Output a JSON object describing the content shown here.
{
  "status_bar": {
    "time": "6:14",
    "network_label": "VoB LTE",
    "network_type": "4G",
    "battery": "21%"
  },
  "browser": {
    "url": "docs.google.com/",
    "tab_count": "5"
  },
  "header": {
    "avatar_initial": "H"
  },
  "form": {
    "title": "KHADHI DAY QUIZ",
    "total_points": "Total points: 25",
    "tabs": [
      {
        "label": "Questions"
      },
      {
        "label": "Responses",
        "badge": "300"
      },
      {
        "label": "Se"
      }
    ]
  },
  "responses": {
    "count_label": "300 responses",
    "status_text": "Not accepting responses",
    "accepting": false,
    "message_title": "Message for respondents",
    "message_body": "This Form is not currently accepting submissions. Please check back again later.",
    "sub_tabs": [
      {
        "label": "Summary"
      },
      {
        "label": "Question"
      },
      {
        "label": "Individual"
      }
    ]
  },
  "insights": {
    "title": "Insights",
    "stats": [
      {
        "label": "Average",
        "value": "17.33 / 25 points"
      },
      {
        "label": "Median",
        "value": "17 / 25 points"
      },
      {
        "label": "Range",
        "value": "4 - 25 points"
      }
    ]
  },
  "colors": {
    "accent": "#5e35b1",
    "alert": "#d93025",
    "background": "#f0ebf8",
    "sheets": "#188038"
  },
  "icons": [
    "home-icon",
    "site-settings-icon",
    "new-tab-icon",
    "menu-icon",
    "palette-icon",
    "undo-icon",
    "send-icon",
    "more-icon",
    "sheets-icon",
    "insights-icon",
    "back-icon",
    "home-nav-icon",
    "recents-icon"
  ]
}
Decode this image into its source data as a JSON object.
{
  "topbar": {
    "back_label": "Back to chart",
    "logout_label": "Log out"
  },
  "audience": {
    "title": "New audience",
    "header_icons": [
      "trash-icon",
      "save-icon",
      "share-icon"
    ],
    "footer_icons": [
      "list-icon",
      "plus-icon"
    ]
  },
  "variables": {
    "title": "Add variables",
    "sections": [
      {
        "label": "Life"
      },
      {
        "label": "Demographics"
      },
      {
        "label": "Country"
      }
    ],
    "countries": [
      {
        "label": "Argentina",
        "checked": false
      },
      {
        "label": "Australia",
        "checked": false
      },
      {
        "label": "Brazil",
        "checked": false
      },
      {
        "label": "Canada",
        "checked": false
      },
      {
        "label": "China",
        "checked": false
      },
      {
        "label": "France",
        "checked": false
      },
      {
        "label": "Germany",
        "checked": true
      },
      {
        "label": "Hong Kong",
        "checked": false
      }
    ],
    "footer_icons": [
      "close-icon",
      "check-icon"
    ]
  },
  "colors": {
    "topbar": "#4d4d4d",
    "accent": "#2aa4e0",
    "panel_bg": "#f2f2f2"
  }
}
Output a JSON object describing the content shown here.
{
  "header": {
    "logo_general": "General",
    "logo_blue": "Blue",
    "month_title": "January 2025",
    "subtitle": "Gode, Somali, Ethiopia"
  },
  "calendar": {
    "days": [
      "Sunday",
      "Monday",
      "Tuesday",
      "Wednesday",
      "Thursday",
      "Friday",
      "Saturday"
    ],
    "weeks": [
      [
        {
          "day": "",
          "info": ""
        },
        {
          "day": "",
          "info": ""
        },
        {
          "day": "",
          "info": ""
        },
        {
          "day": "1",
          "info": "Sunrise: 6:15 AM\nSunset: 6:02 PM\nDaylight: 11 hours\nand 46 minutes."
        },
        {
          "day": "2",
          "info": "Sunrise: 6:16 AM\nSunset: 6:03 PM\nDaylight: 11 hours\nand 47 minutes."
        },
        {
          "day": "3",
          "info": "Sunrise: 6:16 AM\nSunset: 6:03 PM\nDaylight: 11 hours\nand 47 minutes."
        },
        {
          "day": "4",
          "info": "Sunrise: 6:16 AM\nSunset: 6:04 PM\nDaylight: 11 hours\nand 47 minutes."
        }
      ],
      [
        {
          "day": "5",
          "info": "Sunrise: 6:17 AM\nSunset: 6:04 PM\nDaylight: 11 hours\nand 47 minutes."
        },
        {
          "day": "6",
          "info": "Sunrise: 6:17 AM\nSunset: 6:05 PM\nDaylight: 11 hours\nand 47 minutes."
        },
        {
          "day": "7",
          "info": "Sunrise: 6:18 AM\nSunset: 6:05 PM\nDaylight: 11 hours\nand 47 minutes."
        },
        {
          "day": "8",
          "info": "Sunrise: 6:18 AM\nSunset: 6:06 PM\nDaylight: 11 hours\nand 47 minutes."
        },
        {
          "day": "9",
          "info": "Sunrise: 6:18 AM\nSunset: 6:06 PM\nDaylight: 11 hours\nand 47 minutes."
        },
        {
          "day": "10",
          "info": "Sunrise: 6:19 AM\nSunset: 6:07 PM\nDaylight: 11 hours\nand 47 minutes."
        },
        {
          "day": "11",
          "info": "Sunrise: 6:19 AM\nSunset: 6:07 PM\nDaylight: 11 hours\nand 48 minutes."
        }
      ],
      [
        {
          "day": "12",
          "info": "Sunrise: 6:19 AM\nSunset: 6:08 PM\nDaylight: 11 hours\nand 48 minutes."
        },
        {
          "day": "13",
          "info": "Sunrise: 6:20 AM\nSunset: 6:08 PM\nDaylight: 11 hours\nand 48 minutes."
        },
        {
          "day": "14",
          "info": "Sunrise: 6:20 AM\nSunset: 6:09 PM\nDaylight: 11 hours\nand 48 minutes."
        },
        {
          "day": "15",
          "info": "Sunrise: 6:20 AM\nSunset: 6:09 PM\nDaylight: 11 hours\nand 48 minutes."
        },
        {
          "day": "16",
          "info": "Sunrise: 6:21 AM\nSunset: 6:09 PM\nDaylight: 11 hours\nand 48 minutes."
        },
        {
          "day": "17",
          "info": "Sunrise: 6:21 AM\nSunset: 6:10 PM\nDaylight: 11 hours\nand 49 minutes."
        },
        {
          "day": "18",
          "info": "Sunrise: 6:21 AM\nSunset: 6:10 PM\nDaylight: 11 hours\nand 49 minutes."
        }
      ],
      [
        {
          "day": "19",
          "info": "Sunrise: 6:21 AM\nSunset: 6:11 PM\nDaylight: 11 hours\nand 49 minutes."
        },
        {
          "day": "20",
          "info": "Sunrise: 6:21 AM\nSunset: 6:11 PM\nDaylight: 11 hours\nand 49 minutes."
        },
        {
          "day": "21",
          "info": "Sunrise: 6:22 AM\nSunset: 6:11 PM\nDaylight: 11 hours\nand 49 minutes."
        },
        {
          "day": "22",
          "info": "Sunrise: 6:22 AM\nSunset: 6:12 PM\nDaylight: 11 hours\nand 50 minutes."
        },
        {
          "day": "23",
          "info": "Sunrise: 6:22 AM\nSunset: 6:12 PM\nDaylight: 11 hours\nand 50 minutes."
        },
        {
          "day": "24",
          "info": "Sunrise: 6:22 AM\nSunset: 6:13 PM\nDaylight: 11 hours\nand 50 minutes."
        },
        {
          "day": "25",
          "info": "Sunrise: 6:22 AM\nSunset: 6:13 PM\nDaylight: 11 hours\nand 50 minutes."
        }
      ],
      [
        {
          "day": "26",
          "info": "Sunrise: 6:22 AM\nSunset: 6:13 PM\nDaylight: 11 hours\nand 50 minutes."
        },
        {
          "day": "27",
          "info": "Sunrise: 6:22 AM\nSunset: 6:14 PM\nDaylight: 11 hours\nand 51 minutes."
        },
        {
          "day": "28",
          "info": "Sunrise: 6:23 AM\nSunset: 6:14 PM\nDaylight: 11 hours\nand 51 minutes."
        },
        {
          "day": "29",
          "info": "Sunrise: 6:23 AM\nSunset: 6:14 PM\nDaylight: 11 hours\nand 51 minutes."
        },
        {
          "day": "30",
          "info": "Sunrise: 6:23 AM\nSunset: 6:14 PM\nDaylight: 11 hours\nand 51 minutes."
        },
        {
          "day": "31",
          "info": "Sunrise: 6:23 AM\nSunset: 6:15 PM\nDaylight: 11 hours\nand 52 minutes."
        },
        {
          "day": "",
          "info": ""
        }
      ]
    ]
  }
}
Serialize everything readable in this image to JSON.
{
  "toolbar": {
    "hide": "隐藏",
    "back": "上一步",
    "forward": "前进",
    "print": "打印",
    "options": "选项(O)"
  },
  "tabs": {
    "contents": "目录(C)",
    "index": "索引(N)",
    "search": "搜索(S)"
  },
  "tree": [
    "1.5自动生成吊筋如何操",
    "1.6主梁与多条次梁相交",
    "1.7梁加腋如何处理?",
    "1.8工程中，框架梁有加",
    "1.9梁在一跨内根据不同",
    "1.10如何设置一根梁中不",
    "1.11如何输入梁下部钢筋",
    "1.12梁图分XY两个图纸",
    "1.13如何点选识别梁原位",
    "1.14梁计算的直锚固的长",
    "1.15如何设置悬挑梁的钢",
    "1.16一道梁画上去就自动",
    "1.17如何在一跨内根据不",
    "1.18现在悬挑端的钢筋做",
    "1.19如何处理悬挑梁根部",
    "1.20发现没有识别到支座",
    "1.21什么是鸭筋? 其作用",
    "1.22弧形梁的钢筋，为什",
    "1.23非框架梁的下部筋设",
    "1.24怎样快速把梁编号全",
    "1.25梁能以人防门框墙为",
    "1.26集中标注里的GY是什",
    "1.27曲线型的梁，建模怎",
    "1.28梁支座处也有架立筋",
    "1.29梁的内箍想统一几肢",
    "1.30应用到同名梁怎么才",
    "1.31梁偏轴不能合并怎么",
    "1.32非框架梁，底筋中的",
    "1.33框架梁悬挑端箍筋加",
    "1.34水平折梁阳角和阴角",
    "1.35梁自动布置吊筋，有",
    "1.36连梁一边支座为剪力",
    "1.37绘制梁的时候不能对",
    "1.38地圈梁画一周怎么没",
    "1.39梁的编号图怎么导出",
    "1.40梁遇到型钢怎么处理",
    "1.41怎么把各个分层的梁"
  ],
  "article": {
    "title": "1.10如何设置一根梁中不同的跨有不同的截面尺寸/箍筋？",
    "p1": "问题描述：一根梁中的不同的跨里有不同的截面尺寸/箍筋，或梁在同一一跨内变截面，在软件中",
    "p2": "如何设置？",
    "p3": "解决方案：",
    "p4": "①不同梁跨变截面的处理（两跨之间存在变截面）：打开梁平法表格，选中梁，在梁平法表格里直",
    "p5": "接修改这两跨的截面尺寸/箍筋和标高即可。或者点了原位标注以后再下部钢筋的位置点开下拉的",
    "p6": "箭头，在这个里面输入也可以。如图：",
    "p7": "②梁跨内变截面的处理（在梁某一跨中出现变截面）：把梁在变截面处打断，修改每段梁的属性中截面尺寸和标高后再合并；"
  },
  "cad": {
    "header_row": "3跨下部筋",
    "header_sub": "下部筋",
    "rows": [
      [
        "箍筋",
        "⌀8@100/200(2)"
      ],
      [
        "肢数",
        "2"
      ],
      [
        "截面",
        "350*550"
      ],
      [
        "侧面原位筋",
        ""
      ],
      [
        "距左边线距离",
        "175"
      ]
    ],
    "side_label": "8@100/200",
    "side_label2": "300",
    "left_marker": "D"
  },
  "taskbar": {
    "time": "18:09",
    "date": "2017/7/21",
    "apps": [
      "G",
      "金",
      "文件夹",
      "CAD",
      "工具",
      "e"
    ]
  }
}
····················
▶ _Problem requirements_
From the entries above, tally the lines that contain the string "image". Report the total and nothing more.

▶ _Exercise output_
2